Whether in-person classrooms are a thing this year or not, we know that a virtual classroom is going to be an option for families for the 2020-2021 school year. How will you know if virtual school is a good option for your family this semester? Here are some questions that you could ask your district to fully understand what a virtual learning environment might look like.
What learning management system will be used for the school year?
This is important because different LMS’ (Learning Management System) offer different capabilities. For example, Schoology offers a way to live teach, individual conferencing with students, and group work, as well as a way for assignments to be turned in and graded. Everything for the classroom can be housed in this one place.
How long will my child be working or expected to work during the school day?
Most districts are saying 4-6 hours a day. This is an estimate on how slowly or quickly your child completes assignments and how much live teaching, conferences, or group time there is built into the day. This should also include a 40-60 minutes special class time. Asking your district what that 4-6 hour school day would look like is a good question.
Can we do work at night?
This can be different district to district. If there is no live teaching during the day, but set times throughout the week that students have to log in, then doing school work at night could be an option for your family.
How will my child still be connected with their classmates?
Even though we are learning in an online environment students should still have regular contact with their virtual classmates. Group projects and discussions are still capable of happening.
Will my child still have access to the resources available to in-person students?
This is important because certain activities will require certain materials and resources. Making sure that your child has access to go pick these up or get their hands on the same materials is important to know when making a decision on virtual learning.
If my child receives services (special education, gifted, English Language Development) will they still have access to those and will it be online, too? What might that look like?
Having a child that receives services through the school district can add a special component to online learning. It can make it more challenging, but knowing ahead of time what that might look like and how that teacher will reach your child can be helpful.
How long will my child be learning in front of the computer during the day?
It’s important to know what type of work your child will be during. Will it be all on the computer, will there be paper/pencil work, will there be projects?
What type of school supplies when I need to purchase?
The reality is that you will most likely not need half of the items on the Back to School Supply List for virtual learning. Find out what you will need.
When we return to in-person, how will I know that my child is on the same track as students that have been in-person?
At some point students will all be back in the classroom. It’s important to be aware of how streamlined the in-person curriculum will be to the virtual curriculum.
Who will be teaching the online course work?
It will be impossible and unrealistic for a classroom teacher to be teaching in-person and online in the elementary setting. Make sure your district is having online and in-person taught specifically and not one teacher doing both jobs.
If online learning really isn’t going well what are our options?

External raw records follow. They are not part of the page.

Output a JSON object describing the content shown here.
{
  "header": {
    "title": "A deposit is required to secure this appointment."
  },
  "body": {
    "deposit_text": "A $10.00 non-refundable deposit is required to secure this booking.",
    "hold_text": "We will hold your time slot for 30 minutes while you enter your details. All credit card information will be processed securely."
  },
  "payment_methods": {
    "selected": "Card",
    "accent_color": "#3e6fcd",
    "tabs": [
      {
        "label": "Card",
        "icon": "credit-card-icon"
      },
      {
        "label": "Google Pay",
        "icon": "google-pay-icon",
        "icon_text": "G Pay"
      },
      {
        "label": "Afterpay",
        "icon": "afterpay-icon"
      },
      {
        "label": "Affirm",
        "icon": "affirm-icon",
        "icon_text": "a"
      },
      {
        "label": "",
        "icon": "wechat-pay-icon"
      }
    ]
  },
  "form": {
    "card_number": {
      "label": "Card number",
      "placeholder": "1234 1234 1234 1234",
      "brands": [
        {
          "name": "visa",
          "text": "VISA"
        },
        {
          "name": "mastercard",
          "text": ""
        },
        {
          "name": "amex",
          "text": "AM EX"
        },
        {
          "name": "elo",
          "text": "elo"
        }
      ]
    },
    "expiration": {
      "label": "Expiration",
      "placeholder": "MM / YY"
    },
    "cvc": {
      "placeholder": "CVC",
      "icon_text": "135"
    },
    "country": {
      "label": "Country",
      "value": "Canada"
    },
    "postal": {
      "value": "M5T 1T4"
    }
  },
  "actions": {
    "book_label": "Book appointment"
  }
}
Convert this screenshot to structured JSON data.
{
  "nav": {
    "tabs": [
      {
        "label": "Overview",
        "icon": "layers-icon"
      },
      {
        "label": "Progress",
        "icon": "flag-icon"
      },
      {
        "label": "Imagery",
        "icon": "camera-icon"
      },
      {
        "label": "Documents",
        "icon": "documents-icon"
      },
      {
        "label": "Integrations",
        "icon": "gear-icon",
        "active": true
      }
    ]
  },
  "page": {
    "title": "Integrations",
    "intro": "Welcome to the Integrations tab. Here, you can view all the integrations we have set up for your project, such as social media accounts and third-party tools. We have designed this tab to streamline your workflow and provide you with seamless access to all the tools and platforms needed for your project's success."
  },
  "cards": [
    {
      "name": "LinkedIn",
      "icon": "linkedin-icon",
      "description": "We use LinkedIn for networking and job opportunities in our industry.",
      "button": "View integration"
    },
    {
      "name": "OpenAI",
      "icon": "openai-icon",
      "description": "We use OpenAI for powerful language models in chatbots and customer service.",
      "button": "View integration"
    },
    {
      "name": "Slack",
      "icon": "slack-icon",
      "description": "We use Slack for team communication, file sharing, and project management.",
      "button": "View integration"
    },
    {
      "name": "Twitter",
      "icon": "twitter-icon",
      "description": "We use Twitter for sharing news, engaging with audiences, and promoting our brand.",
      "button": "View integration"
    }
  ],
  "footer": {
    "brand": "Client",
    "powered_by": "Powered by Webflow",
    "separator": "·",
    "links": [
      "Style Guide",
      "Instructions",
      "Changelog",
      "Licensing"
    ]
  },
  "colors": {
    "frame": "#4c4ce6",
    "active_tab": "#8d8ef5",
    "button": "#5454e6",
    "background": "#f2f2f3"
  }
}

You might be all in for virtual learning and then two weeks in you and your child are fighting and arguing about every single aspect of school. What options will your district offer if the virtual setting is not a good fit after all?
Making the decision to keep your child home for this semester will not be a simple one. There are so many components that go into each option. You have to make the choice that is going to be best for your family.